··· Entries shown
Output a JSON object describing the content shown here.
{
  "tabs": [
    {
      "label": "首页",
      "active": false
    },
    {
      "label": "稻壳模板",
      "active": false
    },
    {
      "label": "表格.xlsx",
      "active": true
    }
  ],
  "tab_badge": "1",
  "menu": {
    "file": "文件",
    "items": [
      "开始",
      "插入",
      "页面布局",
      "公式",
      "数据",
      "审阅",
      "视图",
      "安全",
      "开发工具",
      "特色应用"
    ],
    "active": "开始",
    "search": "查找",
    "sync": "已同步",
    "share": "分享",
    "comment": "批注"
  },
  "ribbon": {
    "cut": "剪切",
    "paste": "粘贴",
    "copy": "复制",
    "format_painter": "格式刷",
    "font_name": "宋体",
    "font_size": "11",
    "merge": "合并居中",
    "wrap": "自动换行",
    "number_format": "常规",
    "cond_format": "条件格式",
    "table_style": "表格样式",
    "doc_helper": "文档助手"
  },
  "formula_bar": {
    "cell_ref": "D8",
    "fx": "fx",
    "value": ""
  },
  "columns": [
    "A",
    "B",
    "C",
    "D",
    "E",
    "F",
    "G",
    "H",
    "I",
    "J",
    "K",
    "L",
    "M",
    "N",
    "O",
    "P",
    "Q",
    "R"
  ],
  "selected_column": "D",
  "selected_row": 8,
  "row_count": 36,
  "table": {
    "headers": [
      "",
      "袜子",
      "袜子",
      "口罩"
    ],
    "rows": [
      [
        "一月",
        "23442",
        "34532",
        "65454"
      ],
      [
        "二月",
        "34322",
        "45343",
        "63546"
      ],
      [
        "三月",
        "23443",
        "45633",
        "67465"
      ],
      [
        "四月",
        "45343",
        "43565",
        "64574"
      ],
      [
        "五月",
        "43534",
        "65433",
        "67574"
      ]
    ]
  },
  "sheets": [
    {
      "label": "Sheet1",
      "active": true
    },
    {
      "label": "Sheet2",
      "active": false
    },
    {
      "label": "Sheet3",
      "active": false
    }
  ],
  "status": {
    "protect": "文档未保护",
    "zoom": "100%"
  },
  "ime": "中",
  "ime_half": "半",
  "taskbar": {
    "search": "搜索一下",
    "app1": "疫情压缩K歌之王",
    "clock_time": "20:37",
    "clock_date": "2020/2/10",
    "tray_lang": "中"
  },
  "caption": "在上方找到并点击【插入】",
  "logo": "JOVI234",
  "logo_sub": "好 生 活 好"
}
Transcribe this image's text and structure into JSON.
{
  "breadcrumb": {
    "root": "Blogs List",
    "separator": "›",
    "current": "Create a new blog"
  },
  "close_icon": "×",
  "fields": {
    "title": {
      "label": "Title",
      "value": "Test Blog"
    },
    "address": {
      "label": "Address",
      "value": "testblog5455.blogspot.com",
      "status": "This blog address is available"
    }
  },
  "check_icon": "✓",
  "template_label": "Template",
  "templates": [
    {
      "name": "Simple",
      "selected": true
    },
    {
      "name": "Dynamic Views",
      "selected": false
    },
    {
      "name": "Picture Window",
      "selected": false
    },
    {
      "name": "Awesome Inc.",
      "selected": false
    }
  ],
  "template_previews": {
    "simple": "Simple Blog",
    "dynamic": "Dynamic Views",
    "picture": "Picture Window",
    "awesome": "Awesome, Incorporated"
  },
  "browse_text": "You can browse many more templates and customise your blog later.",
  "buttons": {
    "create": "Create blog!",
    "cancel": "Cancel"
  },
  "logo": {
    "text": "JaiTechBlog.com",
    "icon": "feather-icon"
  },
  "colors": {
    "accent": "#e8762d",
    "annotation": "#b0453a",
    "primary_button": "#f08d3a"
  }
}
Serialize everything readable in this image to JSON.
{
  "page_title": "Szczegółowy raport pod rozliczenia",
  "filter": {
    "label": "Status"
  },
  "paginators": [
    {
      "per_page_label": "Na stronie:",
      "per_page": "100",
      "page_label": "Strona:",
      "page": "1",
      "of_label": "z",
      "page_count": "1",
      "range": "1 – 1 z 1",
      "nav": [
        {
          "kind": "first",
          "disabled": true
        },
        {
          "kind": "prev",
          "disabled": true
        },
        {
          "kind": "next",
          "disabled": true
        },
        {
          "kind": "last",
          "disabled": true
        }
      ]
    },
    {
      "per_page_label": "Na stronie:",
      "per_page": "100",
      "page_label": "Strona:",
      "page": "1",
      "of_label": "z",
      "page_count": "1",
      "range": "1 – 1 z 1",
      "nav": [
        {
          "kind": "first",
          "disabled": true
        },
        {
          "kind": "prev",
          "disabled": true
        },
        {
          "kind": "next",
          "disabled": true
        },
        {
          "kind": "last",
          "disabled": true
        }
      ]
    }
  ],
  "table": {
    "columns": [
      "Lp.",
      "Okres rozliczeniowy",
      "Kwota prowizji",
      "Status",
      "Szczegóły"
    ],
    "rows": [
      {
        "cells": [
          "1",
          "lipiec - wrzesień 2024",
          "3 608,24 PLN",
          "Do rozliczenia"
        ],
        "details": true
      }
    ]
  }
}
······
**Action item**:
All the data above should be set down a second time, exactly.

**Solution to the problem**:
Output a JSON object describing the content shown here.
{
  "tabs": [
    {
      "label": "首页",
      "active": false
    },
    {
      "label": "稻壳模板",
      "active": false
    },
    {
      "label": "表格.xlsx",
      "active": true
    }
  ],
  "tab_badge": "1",
  "menu": {
    "file": "文件",
    "items": [
      "开始",
      "插入",
      "页面布局",
      "公式",
      "数据",
      "审阅",
      "视图",
      "安全",
      "开发工具",
      "特色应用"
    ],
    "active": "开始",
    "search": "查找",
    "sync": "已同步",
    "share": "分享",
    "comment": "批注"
  },
  "ribbon": {
    "cut": "剪切",
    "paste": "粘贴",
    "copy": "复制",
    "format_painter": "格式刷",
    "font_name": "宋体",
    "font_size": "11",
    "merge": "合并居中",
    "wrap": "自动换行",
    "number_format": "常规",
    "cond_format": "条件格式",
    "table_style": "表格样式",
    "doc_helper": "文档助手"
  },
  "formula_bar": {
    "cell_ref": "D8",
    "fx": "fx",
    "value": ""
  },
  "columns": [
    "A",
    "B",
    "C",
    "D",
    "E",
    "F",
    "G",
    "H",
    "I",
    "J",
    "K",
    "L",
    "M",
    "N",
    "O",
    "P",
    "Q",
    "R"
  ],
  "selected_column": "D",
  "selected_row": 8,
  "row_count": 36,
  "table": {
    "headers": [
      "",
      "袜子",
      "袜子",
      "口罩"
    ],
    "rows": [
      [
        "一月",
        "23442",
        "34532",
        "65454"
      ],
      [
        "二月",
        "34322",
        "45343",
        "63546"
      ],
      [
        "三月",
        "23443",
        "45633",
        "67465"
      ],
      [
        "四月",
        "45343",
        "43565",
        "64574"
      ],
      [
        "五月",
        "43534",
        "65433",
        "67574"
      ]
    ]
  },
  "sheets": [
    {
      "label": "Sheet1",
      "active": true
    },
    {
      "label": "Sheet2",
      "active": false
    },
    {
      "label": "Sheet3",
      "active": false
    }
  ],
  "status": {
    "protect": "文档未保护",
    "zoom": "100%"
  },
  "ime": "中",
  "ime_half": "半",
  "taskbar": {
    "search": "搜索一下",
    "app1": "疫情压缩K歌之王",
    "clock_time": "20:37",
    "clock_date": "2020/2/10",
    "tray_lang": "中"
  },
  "caption": "在上方找到并点击【插入】",
  "logo": "JOVI234",
  "logo_sub": "好 生 活 好"
}
Transcribe this image's text and structure into JSON.
{
  "breadcrumb": {
    "root": "Blogs List",
    "separator": "›",
    "current": "Create a new blog"
  },
  "close_icon": "×",
  "fields": {
    "title": {
      "label": "Title",
      "value": "Test Blog"
    },
    "address": {
      "label": "Address",
      "value": "testblog5455.blogspot.com",
      "status": "This blog address is available"
    }
  },
  "check_icon": "✓",
  "template_label": "Template",
  "templates": [
    {
      "name": "Simple",
      "selected": true
    },
    {
      "name": "Dynamic Views",
      "selected": false
    },
    {
      "name": "Picture Window",
      "selected": false
    },
    {
      "name": "Awesome Inc.",
      "selected": false
    }
  ],
  "template_previews": {
    "simple": "Simple Blog",
    "dynamic": "Dynamic Views",
    "picture": "Picture Window",
    "awesome": "Awesome, Incorporated"
  },
  "browse_text": "You can browse many more templates and customise your blog later.",
  "buttons": {
    "create": "Create blog!",
    "cancel": "Cancel"
  },
  "logo": {
    "text": "JaiTechBlog.com",
    "icon": "feather-icon"
  },
  "colors": {
    "accent": "#e8762d",
    "annotation": "#b0453a",
    "primary_button": "#f08d3a"
  }
}
Serialize everything readable in this image to JSON.
{
  "page_title": "Szczegółowy raport pod rozliczenia",
  "filter": {
    "label": "Status"
  },
  "paginators": [
    {
      "per_page_label": "Na stronie:",
      "per_page": "100",
      "page_label": "Strona:",
      "page": "1",
      "of_label": "z",
      "page_count": "1",
      "range": "1 – 1 z 1",
      "nav": [
        {
          "kind": "first",
          "disabled": true
        },
        {
          "kind": "prev",
          "disabled": true
        },
        {
          "kind": "next",
          "disabled": true
        },
        {
          "kind": "last",
          "disabled": true
        }
      ]
    },
    {
      "per_page_label": "Na stronie:",
      "per_page": "100",
      "page_label": "Strona:",
      "page": "1",
      "of_label": "z",
      "page_count": "1",
      "range": "1 – 1 z 1",
      "nav": [
        {
          "kind": "first",
          "disabled": true
        },
        {
          "kind": "prev",
          "disabled": true
        },
        {
          "kind": "next",
          "disabled": true
        },
        {
          "kind": "last",
          "disabled": true
        }
      ]
    }
  ],
  "table": {
    "columns": [
      "Lp.",
      "Okres rozliczeniowy",
      "Kwota prowizji",
      "Status",
      "Szczegóły"
    ],
    "rows": [
      {
        "cells": [
          "1",
          "lipiec - wrzesień 2024",
          "3 608,24 PLN",
          "Do rozliczenia"
        ],
        "details": true
      }
    ]
  }
}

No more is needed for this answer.